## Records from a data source

======

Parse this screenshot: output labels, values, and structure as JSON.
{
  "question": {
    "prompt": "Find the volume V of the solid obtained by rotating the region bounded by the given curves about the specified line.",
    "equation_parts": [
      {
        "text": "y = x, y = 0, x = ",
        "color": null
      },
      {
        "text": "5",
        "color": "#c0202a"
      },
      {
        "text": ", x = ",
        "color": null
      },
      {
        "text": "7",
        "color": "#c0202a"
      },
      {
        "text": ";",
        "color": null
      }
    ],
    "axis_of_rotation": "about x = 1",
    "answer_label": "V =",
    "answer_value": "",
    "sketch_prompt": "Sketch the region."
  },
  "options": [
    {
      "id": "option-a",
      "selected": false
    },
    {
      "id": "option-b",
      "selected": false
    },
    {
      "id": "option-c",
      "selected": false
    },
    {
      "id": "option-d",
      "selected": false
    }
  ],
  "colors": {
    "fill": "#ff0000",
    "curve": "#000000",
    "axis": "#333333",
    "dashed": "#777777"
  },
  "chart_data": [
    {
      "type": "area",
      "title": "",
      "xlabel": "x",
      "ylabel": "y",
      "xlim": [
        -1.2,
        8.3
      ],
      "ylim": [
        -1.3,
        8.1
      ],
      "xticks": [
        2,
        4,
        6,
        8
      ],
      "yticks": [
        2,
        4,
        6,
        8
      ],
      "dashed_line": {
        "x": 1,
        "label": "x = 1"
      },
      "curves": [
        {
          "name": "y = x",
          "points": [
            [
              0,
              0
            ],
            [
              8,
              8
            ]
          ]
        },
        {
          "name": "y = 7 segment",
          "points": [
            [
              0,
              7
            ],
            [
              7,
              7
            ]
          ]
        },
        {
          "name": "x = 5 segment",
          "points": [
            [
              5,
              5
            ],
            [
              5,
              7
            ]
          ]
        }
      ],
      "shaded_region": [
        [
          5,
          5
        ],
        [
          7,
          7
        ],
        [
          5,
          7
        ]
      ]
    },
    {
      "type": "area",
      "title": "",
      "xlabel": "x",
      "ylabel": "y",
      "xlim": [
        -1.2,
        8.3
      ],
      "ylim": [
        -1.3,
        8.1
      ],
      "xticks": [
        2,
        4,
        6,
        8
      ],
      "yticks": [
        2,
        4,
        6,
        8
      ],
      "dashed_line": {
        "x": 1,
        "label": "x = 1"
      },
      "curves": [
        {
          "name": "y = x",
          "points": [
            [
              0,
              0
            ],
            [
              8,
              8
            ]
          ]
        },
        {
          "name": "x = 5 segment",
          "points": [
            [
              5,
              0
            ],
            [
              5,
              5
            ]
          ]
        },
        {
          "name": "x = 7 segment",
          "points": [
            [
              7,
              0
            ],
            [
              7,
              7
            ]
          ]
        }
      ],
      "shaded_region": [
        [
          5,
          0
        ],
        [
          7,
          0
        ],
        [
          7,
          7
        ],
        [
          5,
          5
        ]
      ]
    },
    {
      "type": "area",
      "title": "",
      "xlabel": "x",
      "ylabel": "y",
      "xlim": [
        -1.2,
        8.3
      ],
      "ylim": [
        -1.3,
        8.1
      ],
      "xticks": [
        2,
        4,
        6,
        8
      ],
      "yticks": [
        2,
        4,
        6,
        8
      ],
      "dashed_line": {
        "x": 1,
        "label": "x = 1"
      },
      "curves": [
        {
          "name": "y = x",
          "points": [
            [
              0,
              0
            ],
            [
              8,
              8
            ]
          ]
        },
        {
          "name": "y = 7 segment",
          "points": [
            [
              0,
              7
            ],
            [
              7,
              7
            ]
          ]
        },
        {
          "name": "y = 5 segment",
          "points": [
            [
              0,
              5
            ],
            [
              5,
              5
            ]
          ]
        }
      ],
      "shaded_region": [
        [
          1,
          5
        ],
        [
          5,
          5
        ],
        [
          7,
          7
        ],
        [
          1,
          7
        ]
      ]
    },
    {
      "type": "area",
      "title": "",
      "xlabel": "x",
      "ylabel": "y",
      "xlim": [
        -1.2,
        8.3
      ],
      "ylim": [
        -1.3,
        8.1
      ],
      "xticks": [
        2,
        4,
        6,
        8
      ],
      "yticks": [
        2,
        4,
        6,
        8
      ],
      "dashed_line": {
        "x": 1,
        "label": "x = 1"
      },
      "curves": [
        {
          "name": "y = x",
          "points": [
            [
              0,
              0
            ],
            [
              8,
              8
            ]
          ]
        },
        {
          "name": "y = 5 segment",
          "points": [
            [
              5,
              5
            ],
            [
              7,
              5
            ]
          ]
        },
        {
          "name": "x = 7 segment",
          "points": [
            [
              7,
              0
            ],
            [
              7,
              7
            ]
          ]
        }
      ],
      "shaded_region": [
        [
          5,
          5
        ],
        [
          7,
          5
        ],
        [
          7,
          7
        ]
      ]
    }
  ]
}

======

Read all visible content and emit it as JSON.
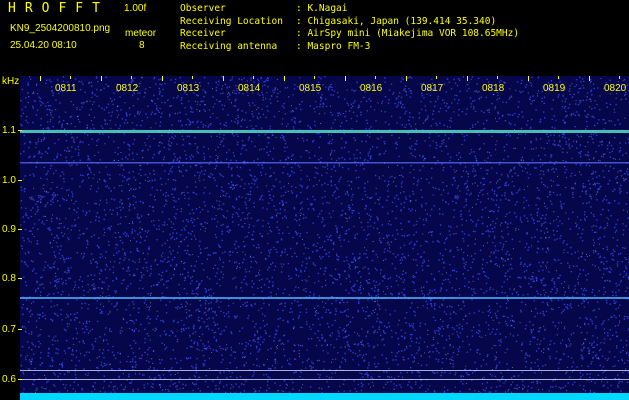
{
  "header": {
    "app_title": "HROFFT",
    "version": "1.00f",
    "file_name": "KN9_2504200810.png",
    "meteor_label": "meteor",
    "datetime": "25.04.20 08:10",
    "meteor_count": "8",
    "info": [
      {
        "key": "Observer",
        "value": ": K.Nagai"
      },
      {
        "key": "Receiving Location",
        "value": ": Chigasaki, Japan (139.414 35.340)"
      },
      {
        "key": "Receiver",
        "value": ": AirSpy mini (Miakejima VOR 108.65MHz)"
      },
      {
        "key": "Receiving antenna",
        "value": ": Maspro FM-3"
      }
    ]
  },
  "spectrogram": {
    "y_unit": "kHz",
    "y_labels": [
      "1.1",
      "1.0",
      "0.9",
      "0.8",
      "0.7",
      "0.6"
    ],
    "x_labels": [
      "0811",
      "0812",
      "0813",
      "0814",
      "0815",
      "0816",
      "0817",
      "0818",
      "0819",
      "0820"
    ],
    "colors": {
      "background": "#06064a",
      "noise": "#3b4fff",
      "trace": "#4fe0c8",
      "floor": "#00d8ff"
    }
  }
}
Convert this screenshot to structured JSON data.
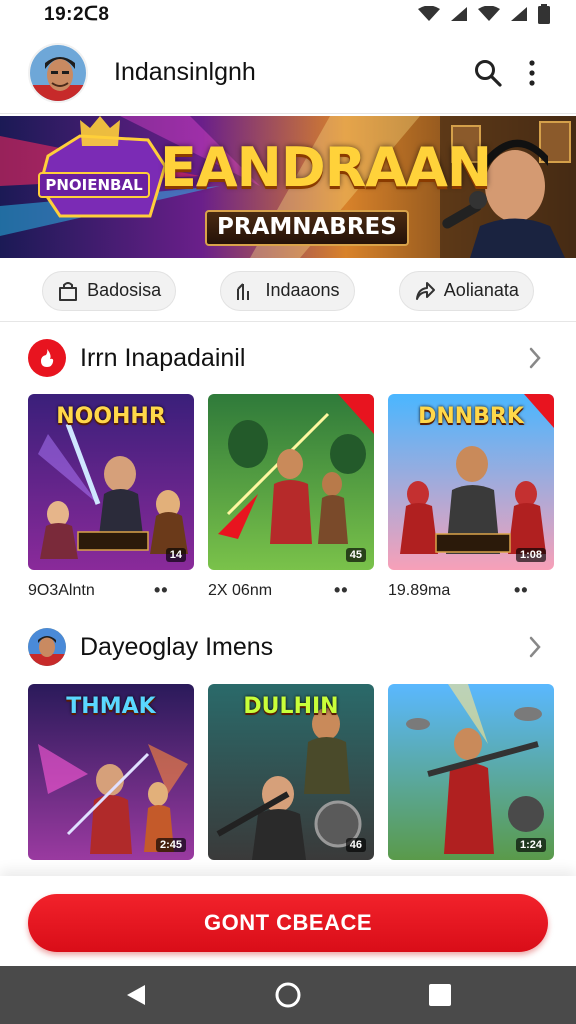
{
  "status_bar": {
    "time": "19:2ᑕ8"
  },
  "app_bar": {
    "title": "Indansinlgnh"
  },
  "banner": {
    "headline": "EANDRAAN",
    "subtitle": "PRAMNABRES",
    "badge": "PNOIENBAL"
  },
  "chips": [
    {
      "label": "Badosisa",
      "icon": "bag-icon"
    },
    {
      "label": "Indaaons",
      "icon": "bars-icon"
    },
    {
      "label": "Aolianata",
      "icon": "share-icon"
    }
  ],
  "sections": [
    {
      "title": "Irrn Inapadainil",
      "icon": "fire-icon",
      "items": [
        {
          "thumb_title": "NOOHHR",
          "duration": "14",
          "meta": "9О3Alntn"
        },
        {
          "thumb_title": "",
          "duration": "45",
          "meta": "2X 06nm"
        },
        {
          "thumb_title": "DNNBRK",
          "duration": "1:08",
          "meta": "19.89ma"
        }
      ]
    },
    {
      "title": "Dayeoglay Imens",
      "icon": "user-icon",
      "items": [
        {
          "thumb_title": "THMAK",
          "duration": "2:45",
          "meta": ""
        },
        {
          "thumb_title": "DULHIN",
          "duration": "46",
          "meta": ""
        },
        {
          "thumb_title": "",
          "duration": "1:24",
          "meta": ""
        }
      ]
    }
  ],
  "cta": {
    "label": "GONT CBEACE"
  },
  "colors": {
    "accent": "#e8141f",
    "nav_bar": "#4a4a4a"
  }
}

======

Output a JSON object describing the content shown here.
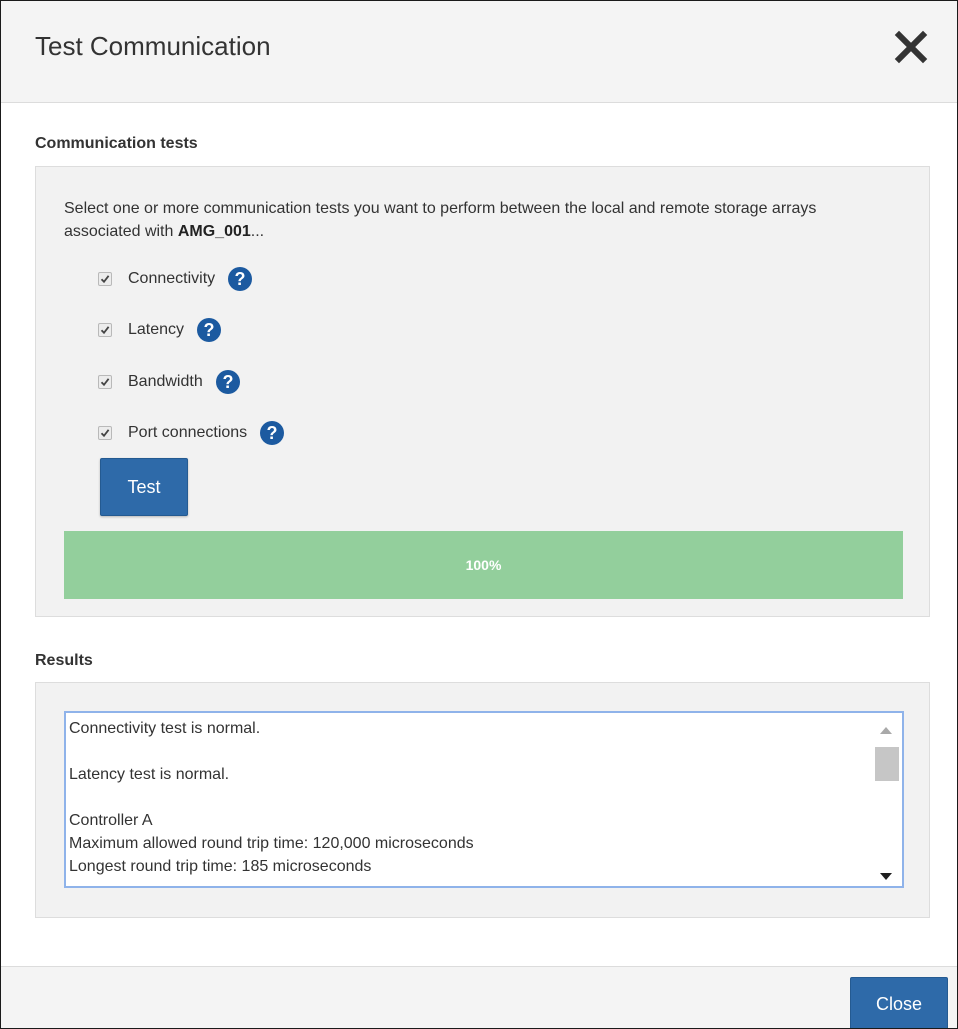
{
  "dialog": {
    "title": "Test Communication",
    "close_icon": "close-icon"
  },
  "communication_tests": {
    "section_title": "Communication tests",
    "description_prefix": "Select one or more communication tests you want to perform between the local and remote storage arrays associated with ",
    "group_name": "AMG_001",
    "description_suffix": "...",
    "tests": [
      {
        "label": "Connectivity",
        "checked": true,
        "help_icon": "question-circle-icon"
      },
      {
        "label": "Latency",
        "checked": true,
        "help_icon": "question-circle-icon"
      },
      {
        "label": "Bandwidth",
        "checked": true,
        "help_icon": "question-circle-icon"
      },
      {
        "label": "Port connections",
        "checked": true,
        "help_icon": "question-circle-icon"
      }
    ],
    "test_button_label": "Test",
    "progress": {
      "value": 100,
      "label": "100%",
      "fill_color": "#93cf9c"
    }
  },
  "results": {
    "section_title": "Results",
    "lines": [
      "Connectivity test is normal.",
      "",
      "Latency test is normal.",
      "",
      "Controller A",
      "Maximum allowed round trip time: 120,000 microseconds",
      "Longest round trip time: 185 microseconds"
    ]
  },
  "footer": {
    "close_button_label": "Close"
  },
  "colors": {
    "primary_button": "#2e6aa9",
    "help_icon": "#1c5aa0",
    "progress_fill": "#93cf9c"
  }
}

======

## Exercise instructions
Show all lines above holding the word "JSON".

## Response to the exercise
Parse this screenshot: output labels, values, and structure as JSON.
Read all visible content and emit it as JSON.
Convert this screenshot to structured JSON data.
Output a JSON object describing the content shown here.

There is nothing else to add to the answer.